Exercise goal:
Report each line of the entries that contains the word "View", copied in full.

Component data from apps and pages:
++++++++
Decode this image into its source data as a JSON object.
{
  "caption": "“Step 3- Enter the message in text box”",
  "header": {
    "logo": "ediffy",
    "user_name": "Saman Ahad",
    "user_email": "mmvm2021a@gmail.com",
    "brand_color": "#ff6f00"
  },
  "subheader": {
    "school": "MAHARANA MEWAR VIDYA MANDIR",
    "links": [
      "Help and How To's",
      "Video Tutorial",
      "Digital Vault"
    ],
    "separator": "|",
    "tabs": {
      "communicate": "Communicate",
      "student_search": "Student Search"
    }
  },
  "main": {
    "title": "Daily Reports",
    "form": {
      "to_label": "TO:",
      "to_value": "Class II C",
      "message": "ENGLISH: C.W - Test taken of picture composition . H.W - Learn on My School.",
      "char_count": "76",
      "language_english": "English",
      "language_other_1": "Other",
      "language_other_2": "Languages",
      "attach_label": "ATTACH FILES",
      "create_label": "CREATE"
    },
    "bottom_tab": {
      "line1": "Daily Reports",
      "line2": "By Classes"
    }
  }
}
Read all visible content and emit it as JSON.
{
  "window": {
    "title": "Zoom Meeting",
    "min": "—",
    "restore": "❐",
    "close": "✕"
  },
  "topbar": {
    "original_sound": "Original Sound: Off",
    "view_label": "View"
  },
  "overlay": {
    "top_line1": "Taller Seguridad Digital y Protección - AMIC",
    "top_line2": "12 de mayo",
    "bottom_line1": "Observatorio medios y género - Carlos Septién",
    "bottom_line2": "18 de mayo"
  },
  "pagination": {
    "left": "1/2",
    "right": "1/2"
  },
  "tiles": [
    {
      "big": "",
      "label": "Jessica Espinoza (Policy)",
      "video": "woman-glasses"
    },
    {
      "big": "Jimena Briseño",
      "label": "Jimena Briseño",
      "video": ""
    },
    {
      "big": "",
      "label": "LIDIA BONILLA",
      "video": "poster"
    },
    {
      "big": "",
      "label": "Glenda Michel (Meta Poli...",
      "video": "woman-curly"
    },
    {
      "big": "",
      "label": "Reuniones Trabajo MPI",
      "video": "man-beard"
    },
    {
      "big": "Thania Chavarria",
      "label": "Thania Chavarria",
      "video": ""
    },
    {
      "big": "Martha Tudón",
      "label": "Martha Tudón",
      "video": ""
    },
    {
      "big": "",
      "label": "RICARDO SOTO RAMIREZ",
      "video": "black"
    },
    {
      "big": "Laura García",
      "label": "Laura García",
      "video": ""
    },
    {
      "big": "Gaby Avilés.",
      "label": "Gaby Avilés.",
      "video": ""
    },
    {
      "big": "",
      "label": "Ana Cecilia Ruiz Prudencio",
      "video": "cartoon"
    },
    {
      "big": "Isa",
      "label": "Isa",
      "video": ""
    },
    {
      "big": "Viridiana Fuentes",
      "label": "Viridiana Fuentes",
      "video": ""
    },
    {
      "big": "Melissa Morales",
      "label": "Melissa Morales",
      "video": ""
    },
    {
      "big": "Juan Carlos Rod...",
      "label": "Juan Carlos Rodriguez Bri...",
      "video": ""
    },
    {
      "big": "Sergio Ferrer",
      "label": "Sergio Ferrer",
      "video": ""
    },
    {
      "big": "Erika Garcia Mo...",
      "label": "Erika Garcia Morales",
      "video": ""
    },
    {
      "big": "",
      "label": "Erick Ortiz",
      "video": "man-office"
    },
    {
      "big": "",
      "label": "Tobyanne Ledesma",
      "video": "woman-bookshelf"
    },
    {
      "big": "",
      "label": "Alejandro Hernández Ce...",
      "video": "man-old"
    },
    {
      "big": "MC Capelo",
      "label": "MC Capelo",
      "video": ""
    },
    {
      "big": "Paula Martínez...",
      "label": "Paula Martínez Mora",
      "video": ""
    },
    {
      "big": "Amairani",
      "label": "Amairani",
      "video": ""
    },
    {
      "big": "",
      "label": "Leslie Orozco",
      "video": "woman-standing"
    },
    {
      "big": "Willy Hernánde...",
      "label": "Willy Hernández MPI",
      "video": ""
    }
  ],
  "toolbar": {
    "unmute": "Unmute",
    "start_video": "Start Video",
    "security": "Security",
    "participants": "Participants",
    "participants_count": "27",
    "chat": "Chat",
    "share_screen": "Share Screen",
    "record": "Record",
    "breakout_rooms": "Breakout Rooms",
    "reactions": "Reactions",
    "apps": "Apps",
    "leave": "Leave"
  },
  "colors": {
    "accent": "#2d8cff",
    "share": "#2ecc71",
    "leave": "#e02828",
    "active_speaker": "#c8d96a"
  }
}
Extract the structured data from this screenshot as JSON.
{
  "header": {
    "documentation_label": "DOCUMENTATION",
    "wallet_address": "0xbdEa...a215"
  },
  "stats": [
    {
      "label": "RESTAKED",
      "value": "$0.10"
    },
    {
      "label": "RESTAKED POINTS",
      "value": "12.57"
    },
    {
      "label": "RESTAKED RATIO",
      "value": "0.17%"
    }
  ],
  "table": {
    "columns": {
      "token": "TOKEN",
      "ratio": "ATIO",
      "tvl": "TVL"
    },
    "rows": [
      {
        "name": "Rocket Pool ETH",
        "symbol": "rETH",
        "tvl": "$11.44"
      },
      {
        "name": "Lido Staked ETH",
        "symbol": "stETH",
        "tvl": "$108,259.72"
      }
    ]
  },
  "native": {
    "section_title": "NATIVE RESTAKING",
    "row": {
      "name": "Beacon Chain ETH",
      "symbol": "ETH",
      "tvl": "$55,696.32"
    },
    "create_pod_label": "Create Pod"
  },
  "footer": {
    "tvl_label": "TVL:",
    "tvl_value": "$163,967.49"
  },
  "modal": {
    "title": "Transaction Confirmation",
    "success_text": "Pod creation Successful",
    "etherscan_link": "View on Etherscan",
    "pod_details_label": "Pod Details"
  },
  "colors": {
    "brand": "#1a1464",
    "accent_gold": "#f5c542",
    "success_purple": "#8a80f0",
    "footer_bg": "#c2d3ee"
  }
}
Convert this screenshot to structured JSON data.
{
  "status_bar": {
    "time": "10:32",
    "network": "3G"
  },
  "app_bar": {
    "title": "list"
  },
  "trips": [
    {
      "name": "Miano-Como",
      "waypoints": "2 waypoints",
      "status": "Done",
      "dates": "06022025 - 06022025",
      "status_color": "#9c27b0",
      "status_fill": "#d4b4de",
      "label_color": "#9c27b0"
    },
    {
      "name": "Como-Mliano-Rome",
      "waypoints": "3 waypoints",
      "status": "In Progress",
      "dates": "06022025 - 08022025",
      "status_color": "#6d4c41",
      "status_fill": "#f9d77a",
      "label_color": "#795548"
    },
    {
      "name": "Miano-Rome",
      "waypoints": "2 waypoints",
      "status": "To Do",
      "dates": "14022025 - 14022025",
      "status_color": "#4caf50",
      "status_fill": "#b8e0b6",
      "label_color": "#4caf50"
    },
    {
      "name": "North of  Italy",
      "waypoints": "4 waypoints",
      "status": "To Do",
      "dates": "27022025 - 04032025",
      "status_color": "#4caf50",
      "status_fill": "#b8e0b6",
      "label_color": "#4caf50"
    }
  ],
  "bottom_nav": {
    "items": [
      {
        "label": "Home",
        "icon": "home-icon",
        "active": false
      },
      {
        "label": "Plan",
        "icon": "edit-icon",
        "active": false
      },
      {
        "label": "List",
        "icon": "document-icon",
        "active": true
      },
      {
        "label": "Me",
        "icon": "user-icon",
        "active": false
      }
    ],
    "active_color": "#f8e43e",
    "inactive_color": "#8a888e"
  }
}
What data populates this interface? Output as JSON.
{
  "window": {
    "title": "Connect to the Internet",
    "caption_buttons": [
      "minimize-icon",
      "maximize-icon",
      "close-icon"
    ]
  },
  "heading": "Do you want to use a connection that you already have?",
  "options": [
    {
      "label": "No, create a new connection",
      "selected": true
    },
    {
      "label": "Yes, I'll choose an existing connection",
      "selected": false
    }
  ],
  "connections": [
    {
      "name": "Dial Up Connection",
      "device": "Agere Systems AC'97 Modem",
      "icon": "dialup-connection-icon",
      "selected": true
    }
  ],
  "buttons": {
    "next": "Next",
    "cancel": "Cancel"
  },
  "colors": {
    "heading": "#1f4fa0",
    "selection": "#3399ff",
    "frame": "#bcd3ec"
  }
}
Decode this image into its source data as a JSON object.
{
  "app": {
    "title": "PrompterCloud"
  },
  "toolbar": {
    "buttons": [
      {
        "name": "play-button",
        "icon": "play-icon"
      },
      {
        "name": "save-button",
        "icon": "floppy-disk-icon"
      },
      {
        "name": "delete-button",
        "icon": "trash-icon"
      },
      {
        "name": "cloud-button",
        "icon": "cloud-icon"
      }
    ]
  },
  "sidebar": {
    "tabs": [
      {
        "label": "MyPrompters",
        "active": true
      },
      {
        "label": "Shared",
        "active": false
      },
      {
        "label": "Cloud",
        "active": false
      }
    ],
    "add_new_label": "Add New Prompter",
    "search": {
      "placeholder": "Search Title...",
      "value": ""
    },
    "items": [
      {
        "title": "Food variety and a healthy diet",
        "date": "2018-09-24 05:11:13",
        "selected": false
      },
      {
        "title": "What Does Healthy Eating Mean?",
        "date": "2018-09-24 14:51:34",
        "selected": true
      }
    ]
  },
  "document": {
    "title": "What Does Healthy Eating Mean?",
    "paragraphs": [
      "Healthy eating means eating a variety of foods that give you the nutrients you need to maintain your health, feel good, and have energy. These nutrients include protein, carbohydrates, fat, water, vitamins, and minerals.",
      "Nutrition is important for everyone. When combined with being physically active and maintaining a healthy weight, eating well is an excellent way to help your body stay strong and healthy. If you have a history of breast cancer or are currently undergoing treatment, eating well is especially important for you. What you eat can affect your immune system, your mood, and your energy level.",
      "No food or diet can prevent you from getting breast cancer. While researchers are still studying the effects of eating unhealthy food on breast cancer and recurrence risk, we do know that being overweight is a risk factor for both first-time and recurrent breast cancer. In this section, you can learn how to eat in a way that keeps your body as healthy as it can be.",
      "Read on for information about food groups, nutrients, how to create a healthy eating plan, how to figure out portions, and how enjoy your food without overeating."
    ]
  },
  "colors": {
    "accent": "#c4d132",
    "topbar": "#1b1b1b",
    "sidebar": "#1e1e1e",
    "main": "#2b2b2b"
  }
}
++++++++
Reply:
    "view_label": "View"
    "etherscan_link": "View on Etherscan",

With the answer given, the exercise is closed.